Holiday debt can be very stressful, and it may seem like you can never get out of it. But, using a sinking fund can allow you to spend wisely and meet your financial goals throughout the year instead of scrambling to find the money come Christmas time. Sinking funds are one of the most powerful ways to prepare for upcoming expenses and live debt free.

Was this content helpful?
Comments (0)

Sign In to leave a comment.

Download the CapWay App

Access more features to your Money Account

  • Money Goals
  • Request Money
  • Categorize Spending
  • Money Talk

The CapWay, Inc Debit Visa Card is issued by Metropolitan Commercial Bank (Member FDIC) pursuant to a license from Visa U.S.A. Inc. “Metropolitan Commercial Bank” and “Metropolitan” are registered trademarks of Metropolitan Commercial Bank ©2014.

1. For Money Account holders with a negative balance, the CapWay debit card will go into freeze until funds are deposited to bring account back to current. See terms and conditions

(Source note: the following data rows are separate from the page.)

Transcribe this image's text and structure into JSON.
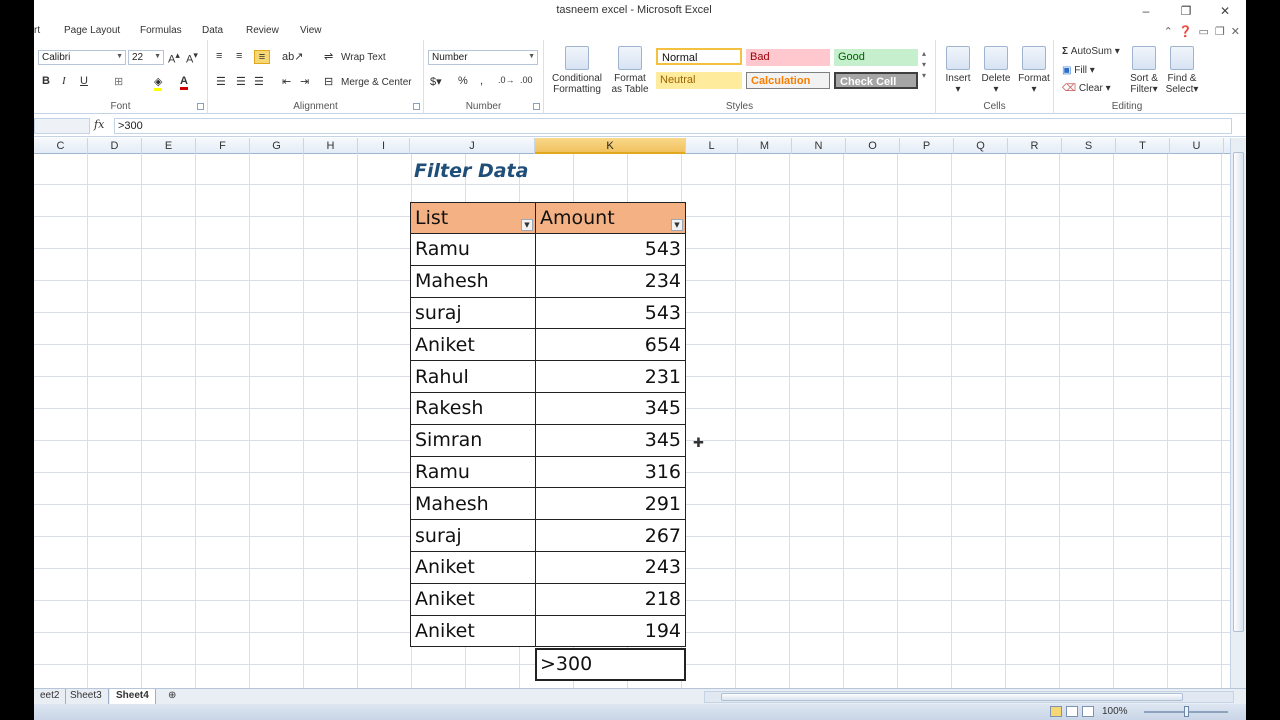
{
  "window": {
    "title": "tasneem excel  -  Microsoft Excel",
    "controls": [
      "minimize",
      "restore",
      "close"
    ]
  },
  "ribbon_tabs": [
    "rt",
    "Page Layout",
    "Formulas",
    "Data",
    "Review",
    "View"
  ],
  "ribbon": {
    "font": {
      "name": "Calibri",
      "size": "22",
      "label": "Font"
    },
    "alignment": {
      "wrap_text": "Wrap Text",
      "merge_center": "Merge & Center",
      "label": "Alignment"
    },
    "number": {
      "format": "Number",
      "label": "Number"
    },
    "styles": {
      "conditional": "Conditional Formatting",
      "conditional_l1": "Conditional",
      "conditional_l2": "Formatting",
      "format_table_l1": "Format",
      "format_table_l2": "as Table",
      "normal": "Normal",
      "bad": "Bad",
      "good": "Good",
      "neutral": "Neutral",
      "calculation": "Calculation",
      "check_cell": "Check Cell",
      "label": "Styles"
    },
    "cells": {
      "insert": "Insert",
      "delete": "Delete",
      "format": "Format",
      "label": "Cells"
    },
    "editing": {
      "autosum": "AutoSum",
      "fill": "Fill",
      "clear": "Clear",
      "sort_l1": "Sort &",
      "sort_l2": "Filter",
      "find_l1": "Find &",
      "find_l2": "Select",
      "label": "Editing"
    }
  },
  "formula_bar": {
    "fx": "fx",
    "content": ">300"
  },
  "columns": [
    "C",
    "D",
    "E",
    "F",
    "G",
    "H",
    "I",
    "J",
    "K",
    "L",
    "M",
    "N",
    "O",
    "P",
    "Q",
    "R",
    "S",
    "T",
    "U"
  ],
  "selected_column": "K",
  "sheet": {
    "title": "Filter Data",
    "headers": [
      "List",
      "Amount"
    ],
    "rows": [
      [
        "Ramu",
        "543"
      ],
      [
        "Mahesh",
        "234"
      ],
      [
        "suraj",
        "543"
      ],
      [
        "Aniket",
        "654"
      ],
      [
        "Rahul",
        "231"
      ],
      [
        "Rakesh",
        "345"
      ],
      [
        "Simran",
        "345"
      ],
      [
        "Ramu",
        "316"
      ],
      [
        "Mahesh",
        "291"
      ],
      [
        "suraj",
        "267"
      ],
      [
        "Aniket",
        "243"
      ],
      [
        "Aniket",
        "218"
      ],
      [
        "Aniket",
        "194"
      ]
    ],
    "criteria": ">300"
  },
  "sheet_tabs": [
    "eet2",
    "Sheet3",
    "Sheet4"
  ],
  "active_sheet": "Sheet4",
  "status": {
    "zoom": "100%"
  }
}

2. Sending or receiving money from other CapWay account holders will be instant. Transfers from other accounts could take up to 48 hours, depending on the financial institution.

3. Early access to funds requires direct deposit. Early payment is not guaranteed and is dependent on the timing of payer's submission of deposits. We generally post such deposits on the day they are received which may be up to 2 days earlier than the payer's scheduled payment date.

4. Money Goals allows account holders to save money towards financial goals created within the CapWay platform. Funds can be transferred from your Money Account or saved through the rounding up of your transactions from purchases.

5. CapWay offers financial content through Learn Money free of charge, but may include advertisements through affiliates. Phunds, CapWay's literacy program and session, is paid content or co-branded content.

© 2019-2024 CapWay Inc. All Rights Reserved.